Before we start learning and applying the science, we must do the hard work of making sense of and peace with our past.
We must make sense of our past to be fully present with our children.
We parents often believe that our past — that is, the way we were raised — is just a book on a shelf of memories. It’s not. Triggers are where past and present intersect. We can’t assume our past isn’t affecting our present parenting.
I thought my past would automatically help me empathize and understand my kids from hard places. It was a book I could keep on the shelf. “Been there. Done that.” As if that would cover it all.
There was one huge problem with that sort of thinking. My triggers and their triggers were often the same. I struggled with being the adult in the situation when chaos broke loose. I wanted the right to react. Plus, I often didn’t know what my triggers were, and they didn’t know what theirs were. It was a recipe for disaster. Knowing all the scientific facts in the world couldn’t bring peace in that situation.

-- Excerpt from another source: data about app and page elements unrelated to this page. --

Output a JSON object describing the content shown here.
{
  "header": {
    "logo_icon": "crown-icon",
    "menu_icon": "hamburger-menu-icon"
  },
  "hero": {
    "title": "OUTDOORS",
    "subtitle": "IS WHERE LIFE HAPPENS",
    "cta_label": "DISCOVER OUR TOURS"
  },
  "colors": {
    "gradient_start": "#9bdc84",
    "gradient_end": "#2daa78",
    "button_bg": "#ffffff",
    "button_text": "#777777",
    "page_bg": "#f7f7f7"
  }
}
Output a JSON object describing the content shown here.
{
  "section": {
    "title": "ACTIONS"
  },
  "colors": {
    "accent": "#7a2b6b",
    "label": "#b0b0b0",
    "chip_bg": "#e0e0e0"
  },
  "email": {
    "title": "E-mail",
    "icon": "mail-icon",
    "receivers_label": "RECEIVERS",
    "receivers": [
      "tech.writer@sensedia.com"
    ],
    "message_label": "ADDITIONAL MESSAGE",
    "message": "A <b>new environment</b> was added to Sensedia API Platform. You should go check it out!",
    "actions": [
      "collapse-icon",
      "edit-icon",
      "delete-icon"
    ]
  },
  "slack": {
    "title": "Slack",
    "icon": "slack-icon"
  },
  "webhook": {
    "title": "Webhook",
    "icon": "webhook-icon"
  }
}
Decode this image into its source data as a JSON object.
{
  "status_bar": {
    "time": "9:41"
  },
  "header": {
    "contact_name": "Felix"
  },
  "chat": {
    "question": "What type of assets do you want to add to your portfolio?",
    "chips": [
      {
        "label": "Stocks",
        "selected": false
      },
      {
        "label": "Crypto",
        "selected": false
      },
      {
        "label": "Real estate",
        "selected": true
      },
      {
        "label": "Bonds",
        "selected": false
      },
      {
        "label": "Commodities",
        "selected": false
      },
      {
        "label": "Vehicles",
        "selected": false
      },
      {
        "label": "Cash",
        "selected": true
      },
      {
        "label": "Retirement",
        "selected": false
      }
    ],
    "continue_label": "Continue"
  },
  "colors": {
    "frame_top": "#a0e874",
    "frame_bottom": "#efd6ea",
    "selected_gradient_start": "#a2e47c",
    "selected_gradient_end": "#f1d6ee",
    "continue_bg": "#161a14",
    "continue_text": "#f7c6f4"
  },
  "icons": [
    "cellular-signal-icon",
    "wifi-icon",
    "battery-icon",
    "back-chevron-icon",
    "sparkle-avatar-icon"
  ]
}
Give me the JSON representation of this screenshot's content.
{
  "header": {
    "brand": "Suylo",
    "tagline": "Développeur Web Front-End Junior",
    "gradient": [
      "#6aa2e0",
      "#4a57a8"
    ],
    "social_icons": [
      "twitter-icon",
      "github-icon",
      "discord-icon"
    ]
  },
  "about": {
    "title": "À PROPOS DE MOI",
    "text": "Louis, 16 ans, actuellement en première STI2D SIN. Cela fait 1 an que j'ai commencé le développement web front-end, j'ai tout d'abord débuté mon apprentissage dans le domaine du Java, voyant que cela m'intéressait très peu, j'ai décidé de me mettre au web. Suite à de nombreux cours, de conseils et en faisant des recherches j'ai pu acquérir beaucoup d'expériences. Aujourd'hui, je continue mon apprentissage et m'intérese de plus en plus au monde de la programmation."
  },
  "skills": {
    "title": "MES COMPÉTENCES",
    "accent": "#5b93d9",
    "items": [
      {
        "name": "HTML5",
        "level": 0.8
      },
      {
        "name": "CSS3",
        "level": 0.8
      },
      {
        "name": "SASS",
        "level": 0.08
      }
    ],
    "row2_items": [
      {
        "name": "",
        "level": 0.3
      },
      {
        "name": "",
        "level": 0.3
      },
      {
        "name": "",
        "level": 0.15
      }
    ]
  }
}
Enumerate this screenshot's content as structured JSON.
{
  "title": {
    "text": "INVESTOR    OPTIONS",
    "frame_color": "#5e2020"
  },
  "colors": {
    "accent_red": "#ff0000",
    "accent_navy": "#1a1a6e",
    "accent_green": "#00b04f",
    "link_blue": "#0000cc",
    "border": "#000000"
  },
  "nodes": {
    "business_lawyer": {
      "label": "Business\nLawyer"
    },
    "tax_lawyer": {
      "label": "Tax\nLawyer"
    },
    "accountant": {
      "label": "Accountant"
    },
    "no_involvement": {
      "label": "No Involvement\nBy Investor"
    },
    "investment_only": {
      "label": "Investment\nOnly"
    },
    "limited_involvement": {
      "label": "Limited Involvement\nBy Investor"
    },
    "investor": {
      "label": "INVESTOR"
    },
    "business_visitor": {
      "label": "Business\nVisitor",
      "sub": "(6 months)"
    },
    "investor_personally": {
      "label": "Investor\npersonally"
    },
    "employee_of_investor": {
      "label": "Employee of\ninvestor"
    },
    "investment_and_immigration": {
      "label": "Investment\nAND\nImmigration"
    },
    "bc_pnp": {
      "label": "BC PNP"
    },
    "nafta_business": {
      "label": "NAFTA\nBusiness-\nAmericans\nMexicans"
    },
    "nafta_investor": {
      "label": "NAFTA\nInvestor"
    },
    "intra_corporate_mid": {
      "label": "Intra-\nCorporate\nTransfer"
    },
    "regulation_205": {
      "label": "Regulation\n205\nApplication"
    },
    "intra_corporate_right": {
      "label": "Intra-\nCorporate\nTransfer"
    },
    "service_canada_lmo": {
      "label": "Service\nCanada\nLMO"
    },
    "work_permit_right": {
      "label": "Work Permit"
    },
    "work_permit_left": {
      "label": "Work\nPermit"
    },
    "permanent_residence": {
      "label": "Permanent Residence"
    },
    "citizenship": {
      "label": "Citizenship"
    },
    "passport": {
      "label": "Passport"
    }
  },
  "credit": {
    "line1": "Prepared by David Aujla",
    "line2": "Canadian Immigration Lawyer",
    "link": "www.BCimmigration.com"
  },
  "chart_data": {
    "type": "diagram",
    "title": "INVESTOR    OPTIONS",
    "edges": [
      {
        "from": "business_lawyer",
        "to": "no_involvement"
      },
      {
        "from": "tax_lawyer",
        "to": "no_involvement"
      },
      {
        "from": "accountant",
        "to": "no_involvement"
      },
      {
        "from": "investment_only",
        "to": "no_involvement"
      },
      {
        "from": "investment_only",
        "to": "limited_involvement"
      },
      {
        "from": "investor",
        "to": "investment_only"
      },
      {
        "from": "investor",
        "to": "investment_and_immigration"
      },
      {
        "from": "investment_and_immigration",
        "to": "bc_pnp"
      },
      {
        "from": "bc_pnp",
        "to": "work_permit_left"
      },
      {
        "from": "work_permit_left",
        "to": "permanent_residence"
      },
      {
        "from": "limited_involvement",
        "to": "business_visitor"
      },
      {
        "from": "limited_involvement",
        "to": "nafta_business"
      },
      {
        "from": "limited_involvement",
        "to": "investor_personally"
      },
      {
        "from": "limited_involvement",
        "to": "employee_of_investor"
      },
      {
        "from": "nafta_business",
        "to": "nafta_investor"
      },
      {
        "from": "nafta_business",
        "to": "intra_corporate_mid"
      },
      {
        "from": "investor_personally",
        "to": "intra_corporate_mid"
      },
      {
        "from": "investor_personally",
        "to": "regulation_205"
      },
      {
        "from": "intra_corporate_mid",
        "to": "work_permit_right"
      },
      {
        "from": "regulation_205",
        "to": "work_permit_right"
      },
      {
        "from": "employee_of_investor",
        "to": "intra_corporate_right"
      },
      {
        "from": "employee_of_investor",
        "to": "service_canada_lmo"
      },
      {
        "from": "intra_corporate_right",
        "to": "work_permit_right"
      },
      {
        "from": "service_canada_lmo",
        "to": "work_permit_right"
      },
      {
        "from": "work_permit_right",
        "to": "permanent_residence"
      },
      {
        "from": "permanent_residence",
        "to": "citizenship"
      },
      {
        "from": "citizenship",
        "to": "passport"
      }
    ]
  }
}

Just to be clear, we can’t make peace with our past in a day, a month, or even a year. What we can do is examine it and recognize where we had trauma. We can start paying attention to our reactions and then start reacting differently.
When we have had trauma, we often take things personally. When our kids behave badly, we automatically think they are doing it on purpose. When we get trapped in this sort of thinking, it’s an us-against-them mentality.
After you begin to make sense of your past, you can then learn and apply the science. When we can look at the science from a fresh perspective, we can see our kiddos’ behaviors for what they are — needs, however inappropriately expressed.
Then we can move on to what does work and get some new tools in our tool belt. Once we start using these new tools, we can find some peace in our homes. That doesn’t mean that the chaos will totally disappear. It means that you will have peace in the midst of it. You will understand the why behind the behavior. You will be able to meet the child where they are. Instead of your past and his past being in competition, you will have empathy plus the proper tools to achieve and maintain inner peace.
Kathleen Guire is an adoptive parent, author, teacher, and speaker. She loves encouraging adoptive/foster families through her website (TheWholeHouse.org) and a local support group. Kathleen is an ETC Parent Trainer for foster/adoptive parents and professionals who work with children.
How to Have Peace When Your Kids are in Chaos for Adoptive/Foster Parents is available, along with an accompanying e-course. Click here.